Extract every line from the records below that contains the word "Friday".

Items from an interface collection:

========

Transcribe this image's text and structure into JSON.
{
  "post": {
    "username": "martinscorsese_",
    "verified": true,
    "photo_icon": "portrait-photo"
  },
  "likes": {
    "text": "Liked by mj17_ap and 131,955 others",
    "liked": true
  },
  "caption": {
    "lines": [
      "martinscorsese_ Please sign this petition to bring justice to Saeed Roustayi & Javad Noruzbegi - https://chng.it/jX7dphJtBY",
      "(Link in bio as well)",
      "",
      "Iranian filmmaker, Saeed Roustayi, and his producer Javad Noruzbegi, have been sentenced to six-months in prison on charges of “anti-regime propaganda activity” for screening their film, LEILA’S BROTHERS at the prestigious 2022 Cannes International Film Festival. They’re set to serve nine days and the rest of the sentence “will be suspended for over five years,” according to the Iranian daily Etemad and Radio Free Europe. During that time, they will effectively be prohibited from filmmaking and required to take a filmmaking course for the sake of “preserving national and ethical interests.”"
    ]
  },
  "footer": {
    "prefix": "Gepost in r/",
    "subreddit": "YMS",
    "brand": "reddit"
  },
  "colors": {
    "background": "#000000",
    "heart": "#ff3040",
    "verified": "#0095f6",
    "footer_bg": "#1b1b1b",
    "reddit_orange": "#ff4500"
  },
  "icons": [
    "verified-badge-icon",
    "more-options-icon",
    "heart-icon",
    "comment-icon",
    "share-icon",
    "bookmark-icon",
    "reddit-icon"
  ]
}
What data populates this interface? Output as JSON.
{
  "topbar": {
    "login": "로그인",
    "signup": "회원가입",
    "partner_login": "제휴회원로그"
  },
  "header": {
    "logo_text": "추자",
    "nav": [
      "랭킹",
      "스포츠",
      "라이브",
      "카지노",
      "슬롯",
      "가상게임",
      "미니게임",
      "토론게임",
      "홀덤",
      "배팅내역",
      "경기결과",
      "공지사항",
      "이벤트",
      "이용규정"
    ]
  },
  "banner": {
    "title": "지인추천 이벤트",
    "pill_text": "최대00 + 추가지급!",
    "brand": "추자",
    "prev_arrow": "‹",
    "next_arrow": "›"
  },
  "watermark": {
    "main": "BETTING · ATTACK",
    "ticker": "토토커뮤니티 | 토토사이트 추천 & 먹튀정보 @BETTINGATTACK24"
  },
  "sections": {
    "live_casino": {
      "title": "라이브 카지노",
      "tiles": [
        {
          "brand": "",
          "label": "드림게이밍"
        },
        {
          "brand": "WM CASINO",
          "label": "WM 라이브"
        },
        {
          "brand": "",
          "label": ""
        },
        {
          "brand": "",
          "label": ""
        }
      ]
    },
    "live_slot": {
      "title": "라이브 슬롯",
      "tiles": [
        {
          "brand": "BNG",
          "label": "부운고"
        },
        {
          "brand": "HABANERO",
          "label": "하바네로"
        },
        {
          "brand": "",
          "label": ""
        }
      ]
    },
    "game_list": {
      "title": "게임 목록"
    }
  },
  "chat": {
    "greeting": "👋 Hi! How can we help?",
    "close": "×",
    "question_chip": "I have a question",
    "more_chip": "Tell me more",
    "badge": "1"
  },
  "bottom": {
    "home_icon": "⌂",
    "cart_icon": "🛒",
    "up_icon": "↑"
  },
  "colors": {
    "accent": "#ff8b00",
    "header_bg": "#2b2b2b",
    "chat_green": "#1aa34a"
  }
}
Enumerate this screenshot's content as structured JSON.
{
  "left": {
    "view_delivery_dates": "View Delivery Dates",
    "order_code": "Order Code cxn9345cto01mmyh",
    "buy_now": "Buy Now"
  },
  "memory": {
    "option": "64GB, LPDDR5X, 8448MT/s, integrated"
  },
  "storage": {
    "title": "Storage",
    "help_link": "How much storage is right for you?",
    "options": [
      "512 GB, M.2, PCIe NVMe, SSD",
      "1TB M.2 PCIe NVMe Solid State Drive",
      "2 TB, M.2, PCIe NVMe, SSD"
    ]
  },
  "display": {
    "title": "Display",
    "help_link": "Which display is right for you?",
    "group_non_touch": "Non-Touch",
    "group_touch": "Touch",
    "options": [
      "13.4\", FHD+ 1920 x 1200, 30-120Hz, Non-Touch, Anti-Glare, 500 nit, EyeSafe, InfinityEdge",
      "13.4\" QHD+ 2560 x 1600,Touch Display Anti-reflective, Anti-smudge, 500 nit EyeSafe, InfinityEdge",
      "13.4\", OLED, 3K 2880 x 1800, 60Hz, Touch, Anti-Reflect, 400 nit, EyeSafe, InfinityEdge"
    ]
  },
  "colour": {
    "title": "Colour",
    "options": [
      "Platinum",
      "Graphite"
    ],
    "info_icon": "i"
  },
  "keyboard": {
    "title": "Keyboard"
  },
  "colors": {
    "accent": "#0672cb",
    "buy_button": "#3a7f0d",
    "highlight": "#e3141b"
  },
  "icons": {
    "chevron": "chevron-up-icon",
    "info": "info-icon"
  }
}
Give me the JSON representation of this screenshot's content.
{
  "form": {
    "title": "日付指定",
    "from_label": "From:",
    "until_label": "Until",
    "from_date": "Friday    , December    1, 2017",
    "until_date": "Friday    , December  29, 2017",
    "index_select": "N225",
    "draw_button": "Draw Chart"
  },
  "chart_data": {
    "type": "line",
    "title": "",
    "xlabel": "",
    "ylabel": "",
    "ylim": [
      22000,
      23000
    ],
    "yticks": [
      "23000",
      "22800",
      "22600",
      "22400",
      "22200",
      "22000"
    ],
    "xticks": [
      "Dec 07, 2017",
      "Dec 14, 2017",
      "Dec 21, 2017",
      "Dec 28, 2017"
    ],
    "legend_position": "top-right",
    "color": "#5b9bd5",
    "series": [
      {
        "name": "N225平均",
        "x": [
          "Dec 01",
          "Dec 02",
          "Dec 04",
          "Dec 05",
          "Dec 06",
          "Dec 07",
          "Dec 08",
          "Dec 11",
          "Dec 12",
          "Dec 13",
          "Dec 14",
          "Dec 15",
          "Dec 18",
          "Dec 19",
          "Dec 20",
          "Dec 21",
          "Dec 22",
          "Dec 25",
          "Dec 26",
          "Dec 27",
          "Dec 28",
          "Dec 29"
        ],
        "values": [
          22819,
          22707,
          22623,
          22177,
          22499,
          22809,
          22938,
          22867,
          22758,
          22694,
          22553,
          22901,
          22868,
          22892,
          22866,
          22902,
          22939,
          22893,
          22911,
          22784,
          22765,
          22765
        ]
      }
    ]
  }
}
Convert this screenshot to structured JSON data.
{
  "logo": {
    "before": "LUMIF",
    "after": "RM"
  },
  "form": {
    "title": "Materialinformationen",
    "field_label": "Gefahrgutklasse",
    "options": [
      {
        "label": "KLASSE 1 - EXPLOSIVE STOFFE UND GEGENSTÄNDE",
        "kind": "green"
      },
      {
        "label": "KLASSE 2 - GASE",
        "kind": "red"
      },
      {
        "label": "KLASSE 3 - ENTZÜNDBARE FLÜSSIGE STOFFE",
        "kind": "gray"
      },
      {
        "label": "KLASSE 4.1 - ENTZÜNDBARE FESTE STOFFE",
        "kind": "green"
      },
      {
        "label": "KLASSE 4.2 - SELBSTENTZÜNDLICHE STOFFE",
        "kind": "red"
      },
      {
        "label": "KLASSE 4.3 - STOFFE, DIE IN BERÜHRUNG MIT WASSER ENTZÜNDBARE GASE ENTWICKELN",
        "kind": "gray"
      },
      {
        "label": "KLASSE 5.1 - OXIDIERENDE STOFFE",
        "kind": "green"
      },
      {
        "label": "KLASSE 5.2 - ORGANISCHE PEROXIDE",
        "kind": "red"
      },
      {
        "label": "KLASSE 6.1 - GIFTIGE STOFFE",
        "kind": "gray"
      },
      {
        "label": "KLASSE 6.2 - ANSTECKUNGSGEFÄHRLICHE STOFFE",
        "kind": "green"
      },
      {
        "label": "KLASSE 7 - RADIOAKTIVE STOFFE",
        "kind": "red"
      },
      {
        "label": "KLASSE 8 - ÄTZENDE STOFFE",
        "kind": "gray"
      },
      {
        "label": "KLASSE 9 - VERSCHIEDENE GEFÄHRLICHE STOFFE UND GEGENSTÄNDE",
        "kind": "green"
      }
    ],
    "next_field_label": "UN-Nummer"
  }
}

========

Answer for the task:
    "from_date": "Friday    , December    1, 2017",
    "until_date": "Friday    , December  29, 2017",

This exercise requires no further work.